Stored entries
*** Block opens ***
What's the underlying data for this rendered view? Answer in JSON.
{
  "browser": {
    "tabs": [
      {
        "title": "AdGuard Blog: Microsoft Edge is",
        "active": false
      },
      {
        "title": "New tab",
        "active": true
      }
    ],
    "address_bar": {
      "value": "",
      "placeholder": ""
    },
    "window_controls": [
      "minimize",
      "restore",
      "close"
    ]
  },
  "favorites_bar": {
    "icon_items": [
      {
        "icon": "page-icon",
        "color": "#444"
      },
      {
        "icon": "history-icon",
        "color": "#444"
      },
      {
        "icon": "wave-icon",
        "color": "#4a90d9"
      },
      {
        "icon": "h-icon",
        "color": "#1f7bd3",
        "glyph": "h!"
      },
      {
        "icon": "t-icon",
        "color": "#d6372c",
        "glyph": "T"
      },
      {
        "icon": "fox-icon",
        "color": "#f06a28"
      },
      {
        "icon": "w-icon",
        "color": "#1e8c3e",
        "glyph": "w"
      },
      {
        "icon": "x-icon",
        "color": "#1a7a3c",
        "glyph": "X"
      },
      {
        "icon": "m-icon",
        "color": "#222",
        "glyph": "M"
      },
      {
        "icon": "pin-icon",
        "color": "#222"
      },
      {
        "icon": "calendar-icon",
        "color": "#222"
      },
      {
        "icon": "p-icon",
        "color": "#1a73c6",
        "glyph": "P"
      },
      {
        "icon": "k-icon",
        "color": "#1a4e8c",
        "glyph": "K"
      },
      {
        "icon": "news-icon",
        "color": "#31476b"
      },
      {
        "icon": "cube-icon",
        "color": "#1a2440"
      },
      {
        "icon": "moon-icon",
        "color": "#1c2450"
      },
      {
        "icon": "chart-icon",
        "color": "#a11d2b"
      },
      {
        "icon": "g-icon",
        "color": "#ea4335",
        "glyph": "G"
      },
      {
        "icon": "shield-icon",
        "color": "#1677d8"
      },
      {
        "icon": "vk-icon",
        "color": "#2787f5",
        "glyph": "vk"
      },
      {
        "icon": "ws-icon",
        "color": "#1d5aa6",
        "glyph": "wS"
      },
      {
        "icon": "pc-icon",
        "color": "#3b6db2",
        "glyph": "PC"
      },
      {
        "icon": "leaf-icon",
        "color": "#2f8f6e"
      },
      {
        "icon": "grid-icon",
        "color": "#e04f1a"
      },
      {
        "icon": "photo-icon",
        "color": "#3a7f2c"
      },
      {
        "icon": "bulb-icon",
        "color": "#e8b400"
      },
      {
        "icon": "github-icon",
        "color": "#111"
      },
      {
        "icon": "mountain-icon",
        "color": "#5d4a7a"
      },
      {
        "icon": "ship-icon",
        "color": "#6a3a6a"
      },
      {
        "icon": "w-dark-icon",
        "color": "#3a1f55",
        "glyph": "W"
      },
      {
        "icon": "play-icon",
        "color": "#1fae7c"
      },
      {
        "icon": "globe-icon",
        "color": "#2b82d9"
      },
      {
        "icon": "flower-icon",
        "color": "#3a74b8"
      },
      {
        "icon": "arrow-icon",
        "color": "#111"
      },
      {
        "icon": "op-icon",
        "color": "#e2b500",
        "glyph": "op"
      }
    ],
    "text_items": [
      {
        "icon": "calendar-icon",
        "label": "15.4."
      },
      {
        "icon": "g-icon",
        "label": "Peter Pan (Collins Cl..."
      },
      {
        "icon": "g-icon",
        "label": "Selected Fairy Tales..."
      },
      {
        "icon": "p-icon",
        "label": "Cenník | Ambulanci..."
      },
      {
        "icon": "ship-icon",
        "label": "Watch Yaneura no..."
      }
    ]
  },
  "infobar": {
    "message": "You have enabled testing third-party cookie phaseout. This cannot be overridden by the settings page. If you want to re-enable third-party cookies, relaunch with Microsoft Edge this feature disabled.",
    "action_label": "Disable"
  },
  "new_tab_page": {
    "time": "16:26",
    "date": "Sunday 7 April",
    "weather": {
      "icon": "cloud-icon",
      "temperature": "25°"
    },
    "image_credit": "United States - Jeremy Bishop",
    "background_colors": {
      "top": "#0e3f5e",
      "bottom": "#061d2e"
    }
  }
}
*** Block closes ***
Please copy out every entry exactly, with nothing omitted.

_RESPONSE AREA_:
What's the underlying data for this rendered view? Answer in JSON.
{
  "browser": {
    "tabs": [
      {
        "title": "AdGuard Blog: Microsoft Edge is",
        "active": false
      },
      {
        "title": "New tab",
        "active": true
      }
    ],
    "address_bar": {
      "value": "",
      "placeholder": ""
    },
    "window_controls": [
      "minimize",
      "restore",
      "close"
    ]
  },
  "favorites_bar": {
    "icon_items": [
      {
        "icon": "page-icon",
        "color": "#444"
      },
      {
        "icon": "history-icon",
        "color": "#444"
      },
      {
        "icon": "wave-icon",
        "color": "#4a90d9"
      },
      {
        "icon": "h-icon",
        "color": "#1f7bd3",
        "glyph": "h!"
      },
      {
        "icon": "t-icon",
        "color": "#d6372c",
        "glyph": "T"
      },
      {
        "icon": "fox-icon",
        "color": "#f06a28"
      },
      {
        "icon": "w-icon",
        "color": "#1e8c3e",
        "glyph": "w"
      },
      {
        "icon": "x-icon",
        "color": "#1a7a3c",
        "glyph": "X"
      },
      {
        "icon": "m-icon",
        "color": "#222",
        "glyph": "M"
      },
      {
        "icon": "pin-icon",
        "color": "#222"
      },
      {
        "icon": "calendar-icon",
        "color": "#222"
      },
      {
        "icon": "p-icon",
        "color": "#1a73c6",
        "glyph": "P"
      },
      {
        "icon": "k-icon",
        "color": "#1a4e8c",
        "glyph": "K"
      },
      {
        "icon": "news-icon",
        "color": "#31476b"
      },
      {
        "icon": "cube-icon",
        "color": "#1a2440"
      },
      {
        "icon": "moon-icon",
        "color": "#1c2450"
      },
      {
        "icon": "chart-icon",
        "color": "#a11d2b"
      },
      {
        "icon": "g-icon",
        "color": "#ea4335",
        "glyph": "G"
      },
      {
        "icon": "shield-icon",
        "color": "#1677d8"
      },
      {
        "icon": "vk-icon",
        "color": "#2787f5",
        "glyph": "vk"
      },
      {
        "icon": "ws-icon",
        "color": "#1d5aa6",
        "glyph": "wS"
      },
      {
        "icon": "pc-icon",
        "color": "#3b6db2",
        "glyph": "PC"
      },
      {
        "icon": "leaf-icon",
        "color": "#2f8f6e"
      },
      {
        "icon": "grid-icon",
        "color": "#e04f1a"
      },
      {
        "icon": "photo-icon",
        "color": "#3a7f2c"
      },
      {
        "icon": "bulb-icon",
        "color": "#e8b400"
      },
      {
        "icon": "github-icon",
        "color": "#111"
      },
      {
        "icon": "mountain-icon",
        "color": "#5d4a7a"
      },
      {
        "icon": "ship-icon",
        "color": "#6a3a6a"
      },
      {
        "icon": "w-dark-icon",
        "color": "#3a1f55",
        "glyph": "W"
      },
      {
        "icon": "play-icon",
        "color": "#1fae7c"
      },
      {
        "icon": "globe-icon",
        "color": "#2b82d9"
      },
      {
        "icon": "flower-icon",
        "color": "#3a74b8"
      },
      {
        "icon": "arrow-icon",
        "color": "#111"
      },
      {
        "icon": "op-icon",
        "color": "#e2b500",
        "glyph": "op"
      }
    ],
    "text_items": [
      {
        "icon": "calendar-icon",
        "label": "15.4."
      },
      {
        "icon": "g-icon",
        "label": "Peter Pan (Collins Cl..."
      },
      {
        "icon": "g-icon",
        "label": "Selected Fairy Tales..."
      },
      {
        "icon": "p-icon",
        "label": "Cenník | Ambulanci..."
      },
      {
        "icon": "ship-icon",
        "label": "Watch Yaneura no..."
      }
    ]
  },
  "infobar": {
    "message": "You have enabled testing third-party cookie phaseout. This cannot be overridden by the settings page. If you want to re-enable third-party cookies, relaunch with Microsoft Edge this feature disabled.",
    "action_label": "Disable"
  },
  "new_tab_page": {
    "time": "16:26",
    "date": "Sunday 7 April",
    "weather": {
      "icon": "cloud-icon",
      "temperature": "25°"
    },
    "image_credit": "United States - Jeremy Bishop",
    "background_colors": {
      "top": "#0e3f5e",
      "bottom": "#061d2e"
    }
  }
}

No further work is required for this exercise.